_What is being asked_. Set down the records below in full, exactly as they read.

_Data excerpts_.

'''

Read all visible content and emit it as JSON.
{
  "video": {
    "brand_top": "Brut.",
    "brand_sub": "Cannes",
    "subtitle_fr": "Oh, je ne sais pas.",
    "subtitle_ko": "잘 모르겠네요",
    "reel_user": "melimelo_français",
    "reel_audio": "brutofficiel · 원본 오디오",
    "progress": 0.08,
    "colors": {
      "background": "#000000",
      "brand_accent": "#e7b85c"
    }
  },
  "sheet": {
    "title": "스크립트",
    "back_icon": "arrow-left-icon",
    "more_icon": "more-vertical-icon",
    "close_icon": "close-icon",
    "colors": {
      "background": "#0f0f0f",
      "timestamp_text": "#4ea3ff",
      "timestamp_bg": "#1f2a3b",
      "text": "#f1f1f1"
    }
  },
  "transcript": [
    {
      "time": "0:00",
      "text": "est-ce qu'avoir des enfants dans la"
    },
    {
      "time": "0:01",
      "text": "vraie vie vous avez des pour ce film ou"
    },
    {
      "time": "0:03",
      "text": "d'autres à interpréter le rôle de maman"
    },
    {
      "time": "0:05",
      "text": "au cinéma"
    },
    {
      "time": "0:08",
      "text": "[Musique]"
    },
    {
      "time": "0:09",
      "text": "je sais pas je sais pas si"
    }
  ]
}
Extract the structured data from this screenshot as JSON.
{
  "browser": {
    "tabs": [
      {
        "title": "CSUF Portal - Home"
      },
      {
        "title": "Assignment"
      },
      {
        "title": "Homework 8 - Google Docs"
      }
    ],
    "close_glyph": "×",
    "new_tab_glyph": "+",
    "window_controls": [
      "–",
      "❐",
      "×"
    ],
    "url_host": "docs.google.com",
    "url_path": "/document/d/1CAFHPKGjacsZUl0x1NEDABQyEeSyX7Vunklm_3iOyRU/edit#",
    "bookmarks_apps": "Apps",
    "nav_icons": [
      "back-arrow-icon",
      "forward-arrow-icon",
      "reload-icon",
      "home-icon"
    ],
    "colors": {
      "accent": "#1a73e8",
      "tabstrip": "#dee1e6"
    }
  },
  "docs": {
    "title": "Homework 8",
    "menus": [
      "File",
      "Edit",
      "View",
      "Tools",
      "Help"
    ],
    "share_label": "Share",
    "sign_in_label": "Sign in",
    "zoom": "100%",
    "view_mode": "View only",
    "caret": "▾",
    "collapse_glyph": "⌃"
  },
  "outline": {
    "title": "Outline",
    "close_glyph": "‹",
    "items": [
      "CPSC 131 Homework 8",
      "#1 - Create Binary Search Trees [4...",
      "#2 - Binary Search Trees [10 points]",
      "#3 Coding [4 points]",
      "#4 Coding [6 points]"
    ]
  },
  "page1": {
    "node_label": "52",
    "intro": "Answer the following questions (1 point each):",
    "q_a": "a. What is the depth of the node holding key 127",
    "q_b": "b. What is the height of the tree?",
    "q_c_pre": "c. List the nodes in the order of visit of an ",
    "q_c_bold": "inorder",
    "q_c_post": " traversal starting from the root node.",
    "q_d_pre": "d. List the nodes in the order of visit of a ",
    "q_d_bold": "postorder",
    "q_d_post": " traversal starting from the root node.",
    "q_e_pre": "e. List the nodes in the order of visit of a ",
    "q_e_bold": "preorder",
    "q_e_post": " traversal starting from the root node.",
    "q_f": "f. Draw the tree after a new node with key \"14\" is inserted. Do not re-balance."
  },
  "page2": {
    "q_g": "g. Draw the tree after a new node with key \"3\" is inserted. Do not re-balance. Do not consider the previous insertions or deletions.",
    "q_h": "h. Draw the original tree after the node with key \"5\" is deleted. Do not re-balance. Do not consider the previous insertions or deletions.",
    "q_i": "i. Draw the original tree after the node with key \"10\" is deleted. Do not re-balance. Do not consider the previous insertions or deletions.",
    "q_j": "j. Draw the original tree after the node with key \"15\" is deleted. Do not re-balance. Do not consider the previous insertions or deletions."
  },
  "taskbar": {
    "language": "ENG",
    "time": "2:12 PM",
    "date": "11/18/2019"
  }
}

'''

_Answer space_.
Read all visible content and emit it as JSON.
{
  "video": {
    "brand_top": "Brut.",
    "brand_sub": "Cannes",
    "subtitle_fr": "Oh, je ne sais pas.",
    "subtitle_ko": "잘 모르겠네요",
    "reel_user": "melimelo_français",
    "reel_audio": "brutofficiel · 원본 오디오",
    "progress": 0.08,
    "colors": {
      "background": "#000000",
      "brand_accent": "#e7b85c"
    }
  },
  "sheet": {
    "title": "스크립트",
    "back_icon": "arrow-left-icon",
    "more_icon": "more-vertical-icon",
    "close_icon": "close-icon",
    "colors": {
      "background": "#0f0f0f",
      "timestamp_text": "#4ea3ff",
      "timestamp_bg": "#1f2a3b",
      "text": "#f1f1f1"
    }
  },
  "transcript": [
    {
      "time": "0:00",
      "text": "est-ce qu'avoir des enfants dans la"
    },
    {
      "time": "0:01",
      "text": "vraie vie vous avez des pour ce film ou"
    },
    {
      "time": "0:03",
      "text": "d'autres à interpréter le rôle de maman"
    },
    {
      "time": "0:05",
      "text": "au cinéma"
    },
    {
      "time": "0:08",
      "text": "[Musique]"
    },
    {
      "time": "0:09",
      "text": "je sais pas je sais pas si"
    }
  ]
}
Extract the structured data from this screenshot as JSON.
{
  "browser": {
    "tabs": [
      {
        "title": "CSUF Portal - Home"
      },
      {
        "title": "Assignment"
      },
      {
        "title": "Homework 8 - Google Docs"
      }
    ],
    "close_glyph": "×",
    "new_tab_glyph": "+",
    "window_controls": [
      "–",
      "❐",
      "×"
    ],
    "url_host": "docs.google.com",
    "url_path": "/document/d/1CAFHPKGjacsZUl0x1NEDABQyEeSyX7Vunklm_3iOyRU/edit#",
    "bookmarks_apps": "Apps",
    "nav_icons": [
      "back-arrow-icon",
      "forward-arrow-icon",
      "reload-icon",
      "home-icon"
    ],
    "colors": {
      "accent": "#1a73e8",
      "tabstrip": "#dee1e6"
    }
  },
  "docs": {
    "title": "Homework 8",
    "menus": [
      "File",
      "Edit",
      "View",
      "Tools",
      "Help"
    ],
    "share_label": "Share",
    "sign_in_label": "Sign in",
    "zoom": "100%",
    "view_mode": "View only",
    "caret": "▾",
    "collapse_glyph": "⌃"
  },
  "outline": {
    "title": "Outline",
    "close_glyph": "‹",
    "items": [
      "CPSC 131 Homework 8",
      "#1 - Create Binary Search Trees [4...",
      "#2 - Binary Search Trees [10 points]",
      "#3 Coding [4 points]",
      "#4 Coding [6 points]"
    ]
  },
  "page1": {
    "node_label": "52",
    "intro": "Answer the following questions (1 point each):",
    "q_a": "a. What is the depth of the node holding key 127",
    "q_b": "b. What is the height of the tree?",
    "q_c_pre": "c. List the nodes in the order of visit of an ",
    "q_c_bold": "inorder",
    "q_c_post": " traversal starting from the root node.",
    "q_d_pre": "d. List the nodes in the order of visit of a ",
    "q_d_bold": "postorder",
    "q_d_post": " traversal starting from the root node.",
    "q_e_pre": "e. List the nodes in the order of visit of a ",
    "q_e_bold": "preorder",
    "q_e_post": " traversal starting from the root node.",
    "q_f": "f. Draw the tree after a new node with key \"14\" is inserted. Do not re-balance."
  },
  "page2": {
    "q_g": "g. Draw the tree after a new node with key \"3\" is inserted. Do not re-balance. Do not consider the previous insertions or deletions.",
    "q_h": "h. Draw the original tree after the node with key \"5\" is deleted. Do not re-balance. Do not consider the previous insertions or deletions.",
    "q_i": "i. Draw the original tree after the node with key \"10\" is deleted. Do not re-balance. Do not consider the previous insertions or deletions.",
    "q_j": "j. Draw the original tree after the node with key \"15\" is deleted. Do not re-balance. Do not consider the previous insertions or deletions."
  },
  "taskbar": {
    "language": "ENG",
    "time": "2:12 PM",
    "date": "11/18/2019"
  }
}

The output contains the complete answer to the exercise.